The daily business briefing: December 21, 2022
Musk says he'll resign as Twitter CEO after finding a successor, a federal regulator fines Wells Fargo $1.7 billion, and more
Musk says he will resign as Twitter CEO once he finds a replacement
Elon Musk said Tuesday he will step down as Twitter CEO as soon as he finds a successor, "someone foolish enough to take the job." The announcement came two days after he conducted a poll on the social media site asking his 122 million Twitter followers to vote on whether he should resign. Fifty-seven percent responded "yes." Musk completed his $44 billion purchase of Twitter in October, promising to make it a haven for absolute free speech. Since then, he has faced a backlash over unpopular content moderation policies, including brief suspensions of several high-profile journalists. In announcing his plan to find a new CEO, he tweeted that after he resigns he "will just run the software & servers teams."
Regulator fines Wells Fargo $1.7 billion
The Consumer Financial Protection Bureau on Tuesday fined Wells Fargo a record $1.7 billion for "widespread mismanagement" that hurt the holders of more than 16 million consumer accounts over several years.
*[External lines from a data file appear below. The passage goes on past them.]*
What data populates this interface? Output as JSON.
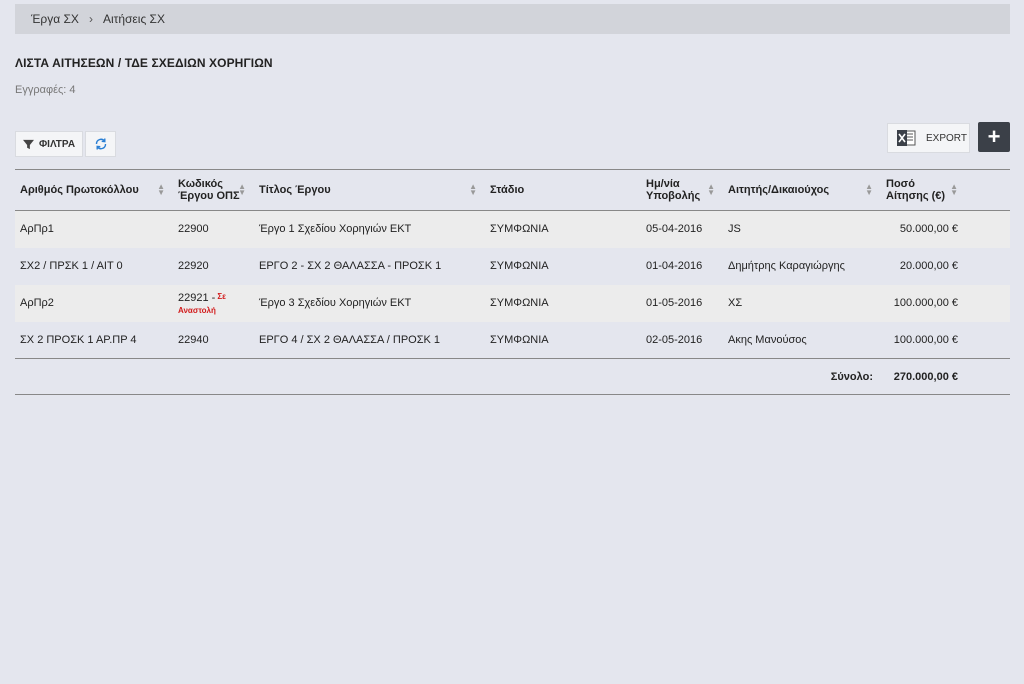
{
  "breadcrumb": {
    "item1": "Έργα ΣΧ",
    "separator": "›",
    "item2": "Αιτήσεις ΣΧ"
  },
  "page": {
    "title": "ΛΙΣΤΑ ΑΙΤΗΣΕΩΝ / ΤΔΕ ΣΧΕΔΙΩΝ ΧΟΡΗΓΙΩΝ",
    "record_count": "Εγγραφές: 4"
  },
  "toolbar": {
    "filters_label": "ΦΙΛΤΡΑ",
    "export_label": "EXPORT",
    "add_label": "+",
    "icons": {
      "filter": "filter-icon",
      "refresh": "refresh-icon",
      "excel": "excel-icon"
    }
  },
  "table": {
    "headers": {
      "protocol": "Αριθμός Πρωτοκόλλου",
      "ops_line1": "Κωδικός",
      "ops_line2": "Έργου ΟΠΣ",
      "title": "Τίτλος Έργου",
      "stage": "Στάδιο",
      "date_line1": "Ημ/νία",
      "date_line2": "Υποβολής",
      "applicant": "Αιτητής/Δικαιούχος",
      "amount_line1": "Ποσό",
      "amount_line2": "Αίτησης (€)"
    },
    "rows": [
      {
        "protocol": "ΑρΠρ1",
        "ops": "22900",
        "badge1": "",
        "badge2": "",
        "title": "Έργο 1 Σχεδίου Χορηγιών ΕΚΤ",
        "stage": "ΣΥΜΦΩΝΙΑ",
        "date": "05-04-2016",
        "applicant": "JS",
        "amount": "50.000,00 €"
      },
      {
        "protocol": "ΣΧ2 / ΠΡΣΚ 1 / ΑΙΤ 0",
        "ops": "22920",
        "badge1": "",
        "badge2": "",
        "title": "ΕΡΓΟ 2 - ΣΧ 2 ΘΑΛΑΣΣΑ - ΠΡΟΣΚ 1",
        "stage": "ΣΥΜΦΩΝΙΑ",
        "date": "01-04-2016",
        "applicant": "Δημήτρης Καραγιώργης",
        "amount": "20.000,00 €"
      },
      {
        "protocol": "ΑρΠρ2",
        "ops": "22921 -",
        "badge1": "Σε",
        "badge2": "Αναστολή",
        "title": "Έργο 3 Σχεδίου Χορηγιών ΕΚΤ",
        "stage": "ΣΥΜΦΩΝΙΑ",
        "date": "01-05-2016",
        "applicant": "ΧΣ",
        "amount": "100.000,00 €"
      },
      {
        "protocol": "ΣΧ 2 ΠΡΟΣΚ 1 ΑΡ.ΠΡ 4",
        "ops": "22940",
        "badge1": "",
        "badge2": "",
        "title": "ΕΡΓΟ 4 / ΣΧ 2 ΘΑΛΑΣΣΑ / ΠΡΟΣΚ 1",
        "stage": "ΣΥΜΦΩΝΙΑ",
        "date": "02-05-2016",
        "applicant": "Ακης Μανούσος",
        "amount": "100.000,00 €"
      }
    ],
    "footer": {
      "total_label": "Σύνολο:",
      "total_value": "270.000,00 €"
    }
  },
  "colors": {
    "background": "#e4e6ee",
    "breadcrumb_bg": "#d2d4da",
    "badge": "#d21b1b",
    "add_button": "#3b4048"
  }
}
The regulator said the bank misapplied loan payments, illegally repossessed vehicles, foreclosed on homes when it shouldn't have, and charged unexpected overdraft fees, among other "illegal activity." The CFPB also ordered Wells Fargo provide more than $2 billion in compensation to affected customers. "Wells Fargo's rinse-repeat cycle of violating the law has harmed millions of American families," CFPB director Rohit Chopra said in a statement.
Sam Bankman-Fried signs forms ahead of extradition to U.S. on fraud charges
Disgraced FTX founder Sam Bankman-Fried on Tuesday signed legal papers setting the stage for his extradition from the Bahamas to the United States to face fraud charges related to the implosion of his cryptocurrency exchange, Bahamian jails chief Doan Clear told Reuters. A court will hold a hearing on the case Wednesday. Bankman-Fried, 30, has admitted to management failures at FTX, but denied any criminal acts. He was arrested last week in the Bahamas, where FTX is based, after a New York grand jury indicted him on allegations of stealing customer funds to cover losses at his crypto hedge fund, Alameda Research.
Stock futures gain after Wall Street breaks 4-day losing streak
U.S. stock futures rose early Wednesday, putting Wall Street on track to extend its gains after snapping a four-day losing streak on Tuesday. Futures tied to the Dow Jones Industrial Average and the S&P 500 were up 0.7 percent and 0.5 percent, respectively, at 6:30 a.m. ET. Nasdaq futures were up 0.4 percent. Nike shares jumped 12 percent after the athletic shoe and apparel maker reported quarterly earnings and revenue that beat expectations. FedEx shares were up 4.7 percent after the package delivery company exceeded consensus per-share earnings estimates. The Dow and the S&P 500 gained 0.3 percent and 0.1 percent, respectively, on Tuesday after the Bank of Japan raised its cap on Japanese government bond yields. The tech-heavy Nasdaq was flat.
USPS switching to electric mail trucks
The U.S. Postal Service will buy 66,000 electric mail-delivery vehicles by 2028, Biden administration officials and Postmaster General Louis DeJoy announced Tuesday. Under the plan, all new USPS vehicles will be electric starting in 2026. USPS currently operates the federal government's largest — and oldest — fleet of vehicles. Most mail trucks are 30 years old, lack air conditioning and airbags, and get a gas-guzzling 8.2 miles per gallon. DeJoy, a GOP donor appointed during the Trump administration, faced criticism from the Biden administration after unveiling a plan in 2021 to replace the Postal Service's 217,000 aging vehicles with 90 percent gas-powered trucks. President Biden has pushed to transition the federal government to all-electric vehicles by 2035 to reduce climate emissions.